Where I do totally agree with Velloso though is that business can learn a huge amount from science, although my explanation of why and how is not based on what seems to be his emphasis on “naive empiricism.” Naive empiricism is very closely aligned to our common sense view of the world. In this world view, there is an external world consisting of separate objects. Through light and our eyes and nervous system, we are able to perceive images of this external world and thus know things about it, such as how fast objects fall due to gravity, their weights, and what things are made of (atoms).
Let’s have a look at this. I help businesses, entrepreneurs and executives to become more creative in their thinking by becoming more scientific. I do this by helping them explore the history of science, and in understanding the creative process within science, how scientists exploit their intuitive and perceptual faculties in developing their theories. I also help these same people avoid the traps of scientific dogma, of becoming too blinkered and trapped into one way of thinking, one way of seeing and understanding the world.

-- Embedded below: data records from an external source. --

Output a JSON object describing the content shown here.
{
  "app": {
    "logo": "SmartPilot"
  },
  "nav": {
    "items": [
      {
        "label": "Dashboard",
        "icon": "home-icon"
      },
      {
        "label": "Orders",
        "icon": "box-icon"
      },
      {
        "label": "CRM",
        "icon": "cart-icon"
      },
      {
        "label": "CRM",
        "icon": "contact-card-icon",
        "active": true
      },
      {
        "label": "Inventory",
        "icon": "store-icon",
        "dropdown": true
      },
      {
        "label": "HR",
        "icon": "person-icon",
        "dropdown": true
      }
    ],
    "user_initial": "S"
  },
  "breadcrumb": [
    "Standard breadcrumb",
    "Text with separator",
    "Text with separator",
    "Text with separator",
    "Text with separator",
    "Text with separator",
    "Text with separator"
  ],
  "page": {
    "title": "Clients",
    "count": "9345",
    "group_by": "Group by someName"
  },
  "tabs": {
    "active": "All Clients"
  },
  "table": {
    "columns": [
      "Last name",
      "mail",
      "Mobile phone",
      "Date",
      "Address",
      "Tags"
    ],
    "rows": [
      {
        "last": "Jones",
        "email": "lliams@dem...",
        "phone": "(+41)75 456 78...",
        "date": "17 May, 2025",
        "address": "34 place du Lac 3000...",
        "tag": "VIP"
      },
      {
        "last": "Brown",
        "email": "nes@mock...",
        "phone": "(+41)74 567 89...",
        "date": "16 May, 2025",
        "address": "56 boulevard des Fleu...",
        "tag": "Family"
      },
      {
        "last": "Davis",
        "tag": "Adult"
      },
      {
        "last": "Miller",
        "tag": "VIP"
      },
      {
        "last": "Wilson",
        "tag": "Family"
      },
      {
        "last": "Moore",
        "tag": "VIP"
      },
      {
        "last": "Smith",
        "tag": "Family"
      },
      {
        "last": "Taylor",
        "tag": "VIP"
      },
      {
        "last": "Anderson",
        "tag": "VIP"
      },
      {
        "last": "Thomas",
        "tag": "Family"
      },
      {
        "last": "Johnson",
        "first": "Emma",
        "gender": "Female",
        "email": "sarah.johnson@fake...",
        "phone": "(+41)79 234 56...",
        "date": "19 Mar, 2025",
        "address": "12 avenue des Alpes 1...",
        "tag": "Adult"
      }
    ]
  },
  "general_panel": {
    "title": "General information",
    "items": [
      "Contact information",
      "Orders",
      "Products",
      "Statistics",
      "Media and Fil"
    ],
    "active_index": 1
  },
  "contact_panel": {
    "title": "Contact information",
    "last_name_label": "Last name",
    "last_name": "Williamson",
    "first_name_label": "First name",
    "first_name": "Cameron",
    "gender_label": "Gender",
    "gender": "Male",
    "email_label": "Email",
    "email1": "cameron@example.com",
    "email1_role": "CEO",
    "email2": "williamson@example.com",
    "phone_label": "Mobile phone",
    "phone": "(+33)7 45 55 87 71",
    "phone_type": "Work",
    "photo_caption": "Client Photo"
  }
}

If we look at the nascent disciplines of chaos and complexity theory, these are decimating previous notions of causality, predictability, determinism and basically, our world views of reality. I help people to really explore these new sciences, with the objective of shaking off their old and limiting world views, and hence restructuring their mental models of reality. For when you look at science, this is indeed what scientists have battled with over the centuries (although it could be argued that what we now know today as science only really started when Darwin almost single-handedly shook science free from the control of the then utterly dominant Church).

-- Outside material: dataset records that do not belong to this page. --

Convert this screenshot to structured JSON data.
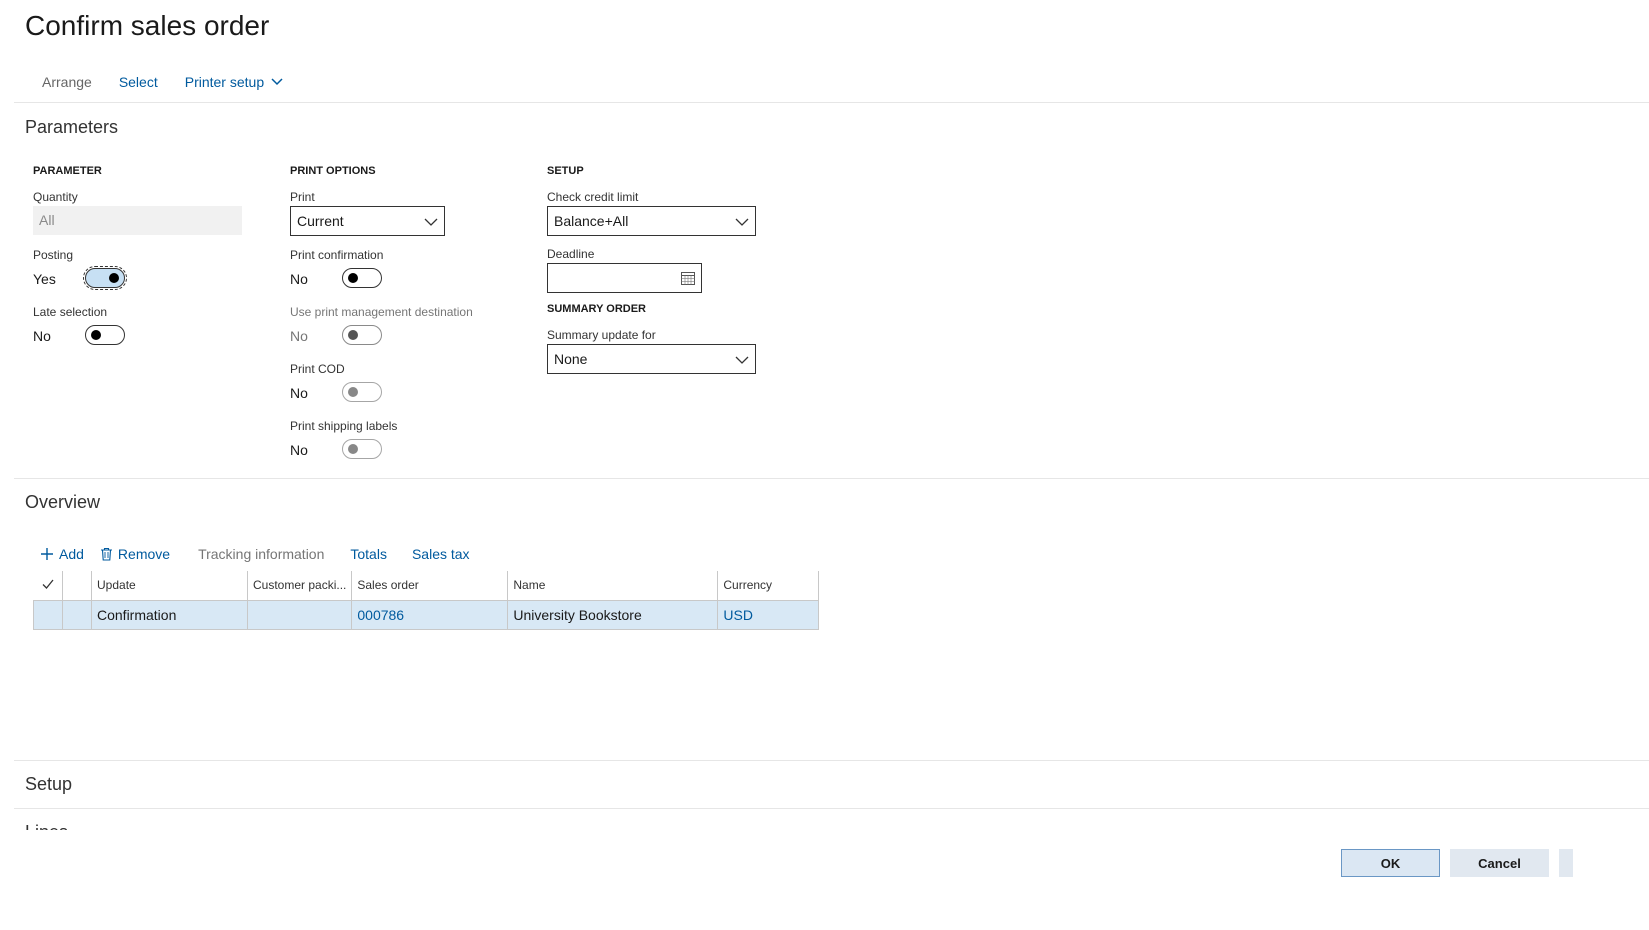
{
  "page_title": "Confirm sales order",
  "actions": {
    "arrange": "Arrange",
    "select": "Select",
    "printer_setup": "Printer setup"
  },
  "parameters": {
    "section_title": "Parameters",
    "parameter_group": {
      "header": "PARAMETER",
      "quantity_label": "Quantity",
      "quantity_value": "All",
      "posting_label": "Posting",
      "posting_value": "Yes",
      "late_selection_label": "Late selection",
      "late_selection_value": "No"
    },
    "print_options": {
      "header": "PRINT OPTIONS",
      "print_label": "Print",
      "print_value": "Current",
      "print_confirmation_label": "Print confirmation",
      "print_confirmation_value": "No",
      "use_print_mgmt_label": "Use print management destination",
      "use_print_mgmt_value": "No",
      "print_cod_label": "Print COD",
      "print_cod_value": "No",
      "print_shipping_labels_label": "Print shipping labels",
      "print_shipping_labels_value": "No"
    },
    "setup": {
      "header": "SETUP",
      "check_credit_limit_label": "Check credit limit",
      "check_credit_limit_value": "Balance+All",
      "deadline_label": "Deadline",
      "deadline_value": ""
    },
    "summary_order": {
      "header": "SUMMARY ORDER",
      "summary_update_label": "Summary update for",
      "summary_update_value": "None"
    }
  },
  "overview": {
    "section_title": "Overview",
    "toolbar": {
      "add": "Add",
      "remove": "Remove",
      "tracking_information": "Tracking information",
      "totals": "Totals",
      "sales_tax": "Sales tax"
    },
    "columns": {
      "update": "Update",
      "customer_packing": "Customer packi...",
      "sales_order": "Sales order",
      "name": "Name",
      "currency": "Currency"
    },
    "rows": [
      {
        "update": "Confirmation",
        "customer_packing": "",
        "sales_order": "000786",
        "name": "University Bookstore",
        "currency": "USD"
      }
    ]
  },
  "setup_section_title": "Setup",
  "lines_section_title": "Lines",
  "footer": {
    "ok": "OK",
    "cancel": "Cancel"
  }
}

One book that very much captures this thinking is David Bohm and F. David Peat’s “Science, Order and Creativity”. When I read this book, I realised that it could quite easily have been titled “Business, Science, Order and Creativity”. What is the creativity that this book discusses? It is the creative act of perception, being able to break out of previously restricting dogmas and paradigms, of seeing reality in a new way which enables previously intractable seeming problems and paradoxes to be solved.
In this manner, entrepreneurs and anyone in business should study the history of science, for to study the history of science is to discover the great leaps of intuition made by some of the greatest thinkers who have ever lived. It is to discover that in fact reality is not how we naively conceive of it, that the universe is not created like a giant piece of clockwork, which if experimented upon, we can utterly predict, control and dominate. Life is not like that.
Life is organic, dynamic and non-linear, and therefore to understand life, we have to therefore learn to think organically, to see organically, and to learn how to understand chaotic and complex systems. This understanding can only be acquired once we learn to see in new ways, and this can only be done at the very fundamental level of changing our mental models. If we do not change our mental models, if we become stuck in a mechanistic way of understanding the world, if we do not learn that in fact much of science progresses through great creative and intuitive leaps of insight and not just through mechanical and reductionist experimentation and logical thinking, then we will never reach the higher states of consciousness and thinking, those realms of true creativity, freedom of thought, and truly creative dialogue that we desperately need now in order to work together on global problems facing us all.